- Exercise brief -
What follows are records. Restate all of them word for word.

BEGIN Given data

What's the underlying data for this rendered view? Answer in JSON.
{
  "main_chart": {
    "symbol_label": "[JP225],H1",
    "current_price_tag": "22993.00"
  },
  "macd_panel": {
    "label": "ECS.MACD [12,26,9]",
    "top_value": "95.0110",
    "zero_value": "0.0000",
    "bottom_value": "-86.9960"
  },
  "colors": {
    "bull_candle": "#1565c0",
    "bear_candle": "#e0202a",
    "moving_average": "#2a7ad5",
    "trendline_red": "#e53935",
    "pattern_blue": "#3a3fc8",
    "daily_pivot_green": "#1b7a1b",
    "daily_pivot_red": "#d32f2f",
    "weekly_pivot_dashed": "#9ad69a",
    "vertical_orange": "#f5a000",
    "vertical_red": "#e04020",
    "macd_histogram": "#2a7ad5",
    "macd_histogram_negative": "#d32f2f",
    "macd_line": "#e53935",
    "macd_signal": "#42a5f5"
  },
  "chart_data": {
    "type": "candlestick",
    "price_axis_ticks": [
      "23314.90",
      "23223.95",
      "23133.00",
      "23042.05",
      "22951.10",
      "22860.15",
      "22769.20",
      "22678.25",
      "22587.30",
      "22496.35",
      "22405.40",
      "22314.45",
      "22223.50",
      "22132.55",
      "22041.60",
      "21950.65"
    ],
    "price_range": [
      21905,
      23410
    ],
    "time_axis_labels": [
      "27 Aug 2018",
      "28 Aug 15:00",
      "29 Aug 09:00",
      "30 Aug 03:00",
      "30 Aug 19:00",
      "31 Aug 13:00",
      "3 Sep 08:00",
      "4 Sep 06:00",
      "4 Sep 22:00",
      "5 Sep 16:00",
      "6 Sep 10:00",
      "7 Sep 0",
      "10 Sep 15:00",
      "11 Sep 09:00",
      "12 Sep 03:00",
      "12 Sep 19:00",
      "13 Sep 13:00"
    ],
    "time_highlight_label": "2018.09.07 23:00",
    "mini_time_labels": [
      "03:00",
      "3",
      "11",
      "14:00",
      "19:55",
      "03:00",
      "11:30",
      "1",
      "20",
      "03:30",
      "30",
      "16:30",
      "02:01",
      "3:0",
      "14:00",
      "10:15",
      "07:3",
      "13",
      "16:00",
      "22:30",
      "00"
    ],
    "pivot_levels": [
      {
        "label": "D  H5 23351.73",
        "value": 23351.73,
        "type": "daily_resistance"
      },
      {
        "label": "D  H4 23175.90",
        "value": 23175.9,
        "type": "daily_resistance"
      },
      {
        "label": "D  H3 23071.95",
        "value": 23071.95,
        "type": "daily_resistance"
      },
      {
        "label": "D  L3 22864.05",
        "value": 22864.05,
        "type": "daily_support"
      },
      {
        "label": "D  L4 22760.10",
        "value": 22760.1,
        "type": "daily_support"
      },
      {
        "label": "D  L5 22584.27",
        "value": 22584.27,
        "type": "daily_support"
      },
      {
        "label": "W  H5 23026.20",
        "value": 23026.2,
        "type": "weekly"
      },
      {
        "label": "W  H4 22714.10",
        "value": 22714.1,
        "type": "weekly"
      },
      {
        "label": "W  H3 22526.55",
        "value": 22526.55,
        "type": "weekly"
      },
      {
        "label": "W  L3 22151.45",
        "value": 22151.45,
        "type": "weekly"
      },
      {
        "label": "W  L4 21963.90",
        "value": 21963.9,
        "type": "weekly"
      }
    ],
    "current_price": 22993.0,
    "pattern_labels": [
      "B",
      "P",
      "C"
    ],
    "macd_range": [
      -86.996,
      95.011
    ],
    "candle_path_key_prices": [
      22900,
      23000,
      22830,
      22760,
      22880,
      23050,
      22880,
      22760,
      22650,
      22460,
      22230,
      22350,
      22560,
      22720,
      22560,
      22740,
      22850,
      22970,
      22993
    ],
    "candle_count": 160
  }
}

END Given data

- Task answer -
What's the underlying data for this rendered view? Answer in JSON.
{
  "main_chart": {
    "symbol_label": "[JP225],H1",
    "current_price_tag": "22993.00"
  },
  "macd_panel": {
    "label": "ECS.MACD [12,26,9]",
    "top_value": "95.0110",
    "zero_value": "0.0000",
    "bottom_value": "-86.9960"
  },
  "colors": {
    "bull_candle": "#1565c0",
    "bear_candle": "#e0202a",
    "moving_average": "#2a7ad5",
    "trendline_red": "#e53935",
    "pattern_blue": "#3a3fc8",
    "daily_pivot_green": "#1b7a1b",
    "daily_pivot_red": "#d32f2f",
    "weekly_pivot_dashed": "#9ad69a",
    "vertical_orange": "#f5a000",
    "vertical_red": "#e04020",
    "macd_histogram": "#2a7ad5",
    "macd_histogram_negative": "#d32f2f",
    "macd_line": "#e53935",
    "macd_signal": "#42a5f5"
  },
  "chart_data": {
    "type": "candlestick",
    "price_axis_ticks": [
      "23314.90",
      "23223.95",
      "23133.00",
      "23042.05",
      "22951.10",
      "22860.15",
      "22769.20",
      "22678.25",
      "22587.30",
      "22496.35",
      "22405.40",
      "22314.45",
      "22223.50",
      "22132.55",
      "22041.60",
      "21950.65"
    ],
    "price_range": [
      21905,
      23410
    ],
    "time_axis_labels": [
      "27 Aug 2018",
      "28 Aug 15:00",
      "29 Aug 09:00",
      "30 Aug 03:00",
      "30 Aug 19:00",
      "31 Aug 13:00",
      "3 Sep 08:00",
      "4 Sep 06:00",
      "4 Sep 22:00",
      "5 Sep 16:00",
      "6 Sep 10:00",
      "7 Sep 0",
      "10 Sep 15:00",
      "11 Sep 09:00",
      "12 Sep 03:00",
      "12 Sep 19:00",
      "13 Sep 13:00"
    ],
    "time_highlight_label": "2018.09.07 23:00",
    "mini_time_labels": [
      "03:00",
      "3",
      "11",
      "14:00",
      "19:55",
      "03:00",
      "11:30",
      "1",
      "20",
      "03:30",
      "30",
      "16:30",
      "02:01",
      "3:0",
      "14:00",
      "10:15",
      "07:3",
      "13",
      "16:00",
      "22:30",
      "00"
    ],
    "pivot_levels": [
      {
        "label": "D  H5 23351.73",
        "value": 23351.73,
        "type": "daily_resistance"
      },
      {
        "label": "D  H4 23175.90",
        "value": 23175.9,
        "type": "daily_resistance"
      },
      {
        "label": "D  H3 23071.95",
        "value": 23071.95,
        "type": "daily_resistance"
      },
      {
        "label": "D  L3 22864.05",
        "value": 22864.05,
        "type": "daily_support"
      },
      {
        "label": "D  L4 22760.10",
        "value": 22760.1,
        "type": "daily_support"
      },
      {
        "label": "D  L5 22584.27",
        "value": 22584.27,
        "type": "daily_support"
      },
      {
        "label": "W  H5 23026.20",
        "value": 23026.2,
        "type": "weekly"
      },
      {
        "label": "W  H4 22714.10",
        "value": 22714.1,
        "type": "weekly"
      },
      {
        "label": "W  H3 22526.55",
        "value": 22526.55,
        "type": "weekly"
      },
      {
        "label": "W  L3 22151.45",
        "value": 22151.45,
        "type": "weekly"
      },
      {
        "label": "W  L4 21963.90",
        "value": 21963.9,
        "type": "weekly"
      }
    ],
    "current_price": 22993.0,
    "pattern_labels": [
      "B",
      "P",
      "C"
    ],
    "macd_range": [
      -86.996,
      95.011
    ],
    "candle_path_key_prices": [
      22900,
      23000,
      22830,
      22760,
      22880,
      23050,
      22880,
      22760,
      22650,
      22460,
      22230,
      22350,
      22560,
      22720,
      22560,
      22740,
      22850,
      22970,
      22993
    ],
    "candle_count": 160
  }
}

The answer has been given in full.